Task requirements =
When you copy the material, keep each line exactly as it appears.

Records for this task =
• • •

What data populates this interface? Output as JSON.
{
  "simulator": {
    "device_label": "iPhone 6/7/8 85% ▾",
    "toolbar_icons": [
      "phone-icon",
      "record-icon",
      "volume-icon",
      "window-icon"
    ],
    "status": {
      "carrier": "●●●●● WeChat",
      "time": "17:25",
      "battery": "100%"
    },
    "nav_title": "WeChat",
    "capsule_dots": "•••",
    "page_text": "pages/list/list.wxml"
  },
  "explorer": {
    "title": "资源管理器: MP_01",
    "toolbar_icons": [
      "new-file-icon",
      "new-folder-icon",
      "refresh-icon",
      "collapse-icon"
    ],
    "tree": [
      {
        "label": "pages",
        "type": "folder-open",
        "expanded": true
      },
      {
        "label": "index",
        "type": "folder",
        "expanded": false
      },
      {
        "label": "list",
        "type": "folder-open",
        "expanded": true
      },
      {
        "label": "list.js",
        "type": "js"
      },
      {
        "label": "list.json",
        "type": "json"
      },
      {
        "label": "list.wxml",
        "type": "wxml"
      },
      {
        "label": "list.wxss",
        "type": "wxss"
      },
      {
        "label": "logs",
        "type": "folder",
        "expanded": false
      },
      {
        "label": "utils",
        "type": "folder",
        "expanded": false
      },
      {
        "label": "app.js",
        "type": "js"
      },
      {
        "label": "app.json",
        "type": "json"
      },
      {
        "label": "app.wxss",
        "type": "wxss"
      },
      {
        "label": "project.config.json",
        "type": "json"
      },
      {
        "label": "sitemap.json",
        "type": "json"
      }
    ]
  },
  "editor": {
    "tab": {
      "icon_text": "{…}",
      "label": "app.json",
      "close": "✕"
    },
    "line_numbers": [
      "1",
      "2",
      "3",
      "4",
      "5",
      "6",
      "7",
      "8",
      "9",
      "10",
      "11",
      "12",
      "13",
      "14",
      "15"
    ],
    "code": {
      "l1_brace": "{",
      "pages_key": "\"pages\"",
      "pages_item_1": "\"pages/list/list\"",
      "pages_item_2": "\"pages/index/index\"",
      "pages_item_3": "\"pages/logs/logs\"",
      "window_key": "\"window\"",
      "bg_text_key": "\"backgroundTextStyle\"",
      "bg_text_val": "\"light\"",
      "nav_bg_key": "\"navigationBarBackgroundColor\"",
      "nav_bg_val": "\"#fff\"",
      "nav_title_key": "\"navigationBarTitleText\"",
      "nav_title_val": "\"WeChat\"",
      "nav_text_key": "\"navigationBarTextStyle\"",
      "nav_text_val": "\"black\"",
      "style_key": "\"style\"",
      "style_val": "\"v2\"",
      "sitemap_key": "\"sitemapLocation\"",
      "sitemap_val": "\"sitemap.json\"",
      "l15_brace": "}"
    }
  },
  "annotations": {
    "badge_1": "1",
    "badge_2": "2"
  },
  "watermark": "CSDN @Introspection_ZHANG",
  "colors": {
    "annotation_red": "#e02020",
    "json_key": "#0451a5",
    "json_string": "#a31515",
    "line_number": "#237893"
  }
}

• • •

Exercise result =
What data populates this interface? Output as JSON.
{
  "simulator": {
    "device_label": "iPhone 6/7/8 85% ▾",
    "toolbar_icons": [
      "phone-icon",
      "record-icon",
      "volume-icon",
      "window-icon"
    ],
    "status": {
      "carrier": "●●●●● WeChat",
      "time": "17:25",
      "battery": "100%"
    },
    "nav_title": "WeChat",
    "capsule_dots": "•••",
    "page_text": "pages/list/list.wxml"
  },
  "explorer": {
    "title": "资源管理器: MP_01",
    "toolbar_icons": [
      "new-file-icon",
      "new-folder-icon",
      "refresh-icon",
      "collapse-icon"
    ],
    "tree": [
      {
        "label": "pages",
        "type": "folder-open",
        "expanded": true
      },
      {
        "label": "index",
        "type": "folder",
        "expanded": false
      },
      {
        "label": "list",
        "type": "folder-open",
        "expanded": true
      },
      {
        "label": "list.js",
        "type": "js"
      },
      {
        "label": "list.json",
        "type": "json"
      },
      {
        "label": "list.wxml",
        "type": "wxml"
      },
      {
        "label": "list.wxss",
        "type": "wxss"
      },
      {
        "label": "logs",
        "type": "folder",
        "expanded": false
      },
      {
        "label": "utils",
        "type": "folder",
        "expanded": false
      },
      {
        "label": "app.js",
        "type": "js"
      },
      {
        "label": "app.json",
        "type": "json"
      },
      {
        "label": "app.wxss",
        "type": "wxss"
      },
      {
        "label": "project.config.json",
        "type": "json"
      },
      {
        "label": "sitemap.json",
        "type": "json"
      }
    ]
  },
  "editor": {
    "tab": {
      "icon_text": "{…}",
      "label": "app.json",
      "close": "✕"
    },
    "line_numbers": [
      "1",
      "2",
      "3",
      "4",
      "5",
      "6",
      "7",
      "8",
      "9",
      "10",
      "11",
      "12",
      "13",
      "14",
      "15"
    ],
    "code": {
      "l1_brace": "{",
      "pages_key": "\"pages\"",
      "pages_item_1": "\"pages/list/list\"",
      "pages_item_2": "\"pages/index/index\"",
      "pages_item_3": "\"pages/logs/logs\"",
      "window_key": "\"window\"",
      "bg_text_key": "\"backgroundTextStyle\"",
      "bg_text_val": "\"light\"",
      "nav_bg_key": "\"navigationBarBackgroundColor\"",
      "nav_bg_val": "\"#fff\"",
      "nav_title_key": "\"navigationBarTitleText\"",
      "nav_title_val": "\"WeChat\"",
      "nav_text_key": "\"navigationBarTextStyle\"",
      "nav_text_val": "\"black\"",
      "style_key": "\"style\"",
      "style_val": "\"v2\"",
      "sitemap_key": "\"sitemapLocation\"",
      "sitemap_val": "\"sitemap.json\"",
      "l15_brace": "}"
    }
  },
  "annotations": {
    "badge_1": "1",
    "badge_2": "2"
  },
  "watermark": "CSDN @Introspection_ZHANG",
  "colors": {
    "annotation_red": "#e02020",
    "json_key": "#0451a5",
    "json_string": "#a31515",
    "line_number": "#237893"
  }
}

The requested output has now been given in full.